Forms of Worship
Ralph Waldo Emerson (1803–1882), was a prominent figure in the Transcendental Movement that originated in New England in the middle of the 19th century. Emerson’s Nature spelled out his philosophy. He drew some of his ideas from the German Immanuel Kant (1724–1804), of the Age of Enlightenment that saw everyone as having a spark of divinity. An individual’s nature was thought to be a microcosm of the world.
Many spiritual believers around the world work in industries, corporations, companies, schools, hospitals, and nursing homes. In the United States the tenets of the constitution speak of the separation of Church and State. In Islamic countries there aren’t such prohibitions. Religion is part and parcel of government. But in America workers’ minds are free to think and ponder what they wish. Their actions won’t be public, but as they do their jobs they could silently glorify God - their Provider, and Sustainer of their lives.

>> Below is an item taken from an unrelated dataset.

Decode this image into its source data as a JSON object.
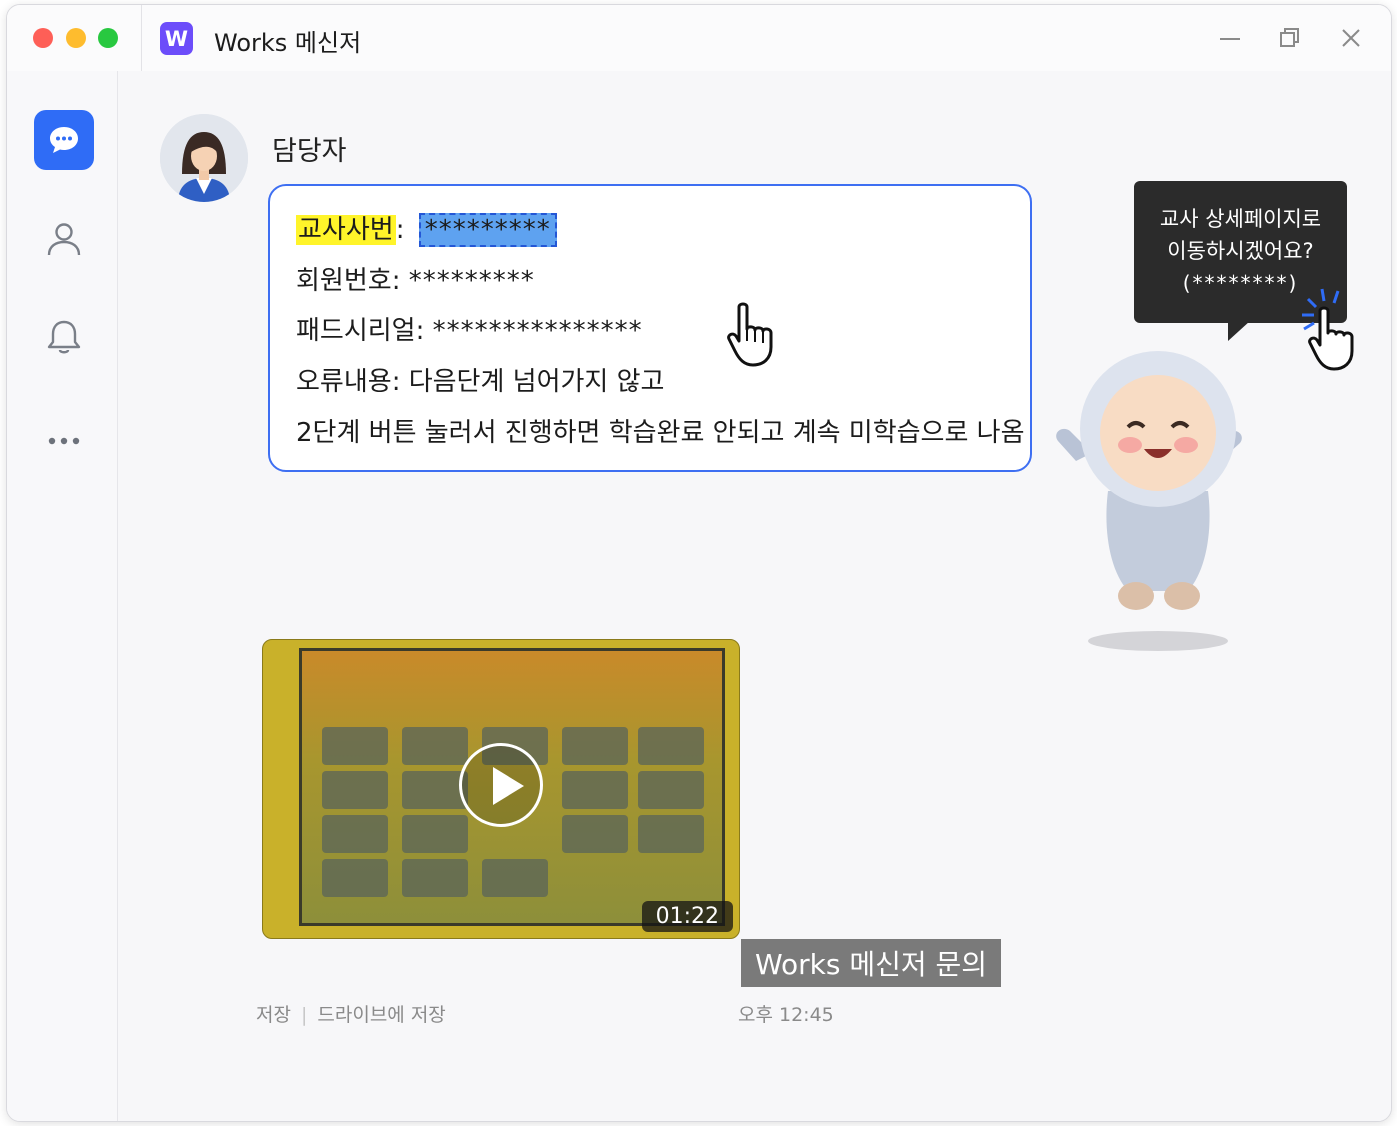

In countries it’s a different story at churches, temples, mosques, and synagogues. Believers are free to worship as they please, and they do so mainly on Saturdays or Sundays. But some religious centers are open daily for prayer. Whether worshipers use the Bible, Torah, Koran, Upanishads (Veda), or other sacred texts it’s their choice. Their scriptural readings are also supplemented with prayer books. At ceremonies there are priests, rabbis, shamans, or other holy men, or women presiding. Prayer in places of worship is known for its rituals. The national religion of Japan – Shintoism, has thousands of kami (spirits) that take the form of people, places, natural phenomena, and revered objects. Like in Japan, Chinese have altars at home where they venerate deceased family members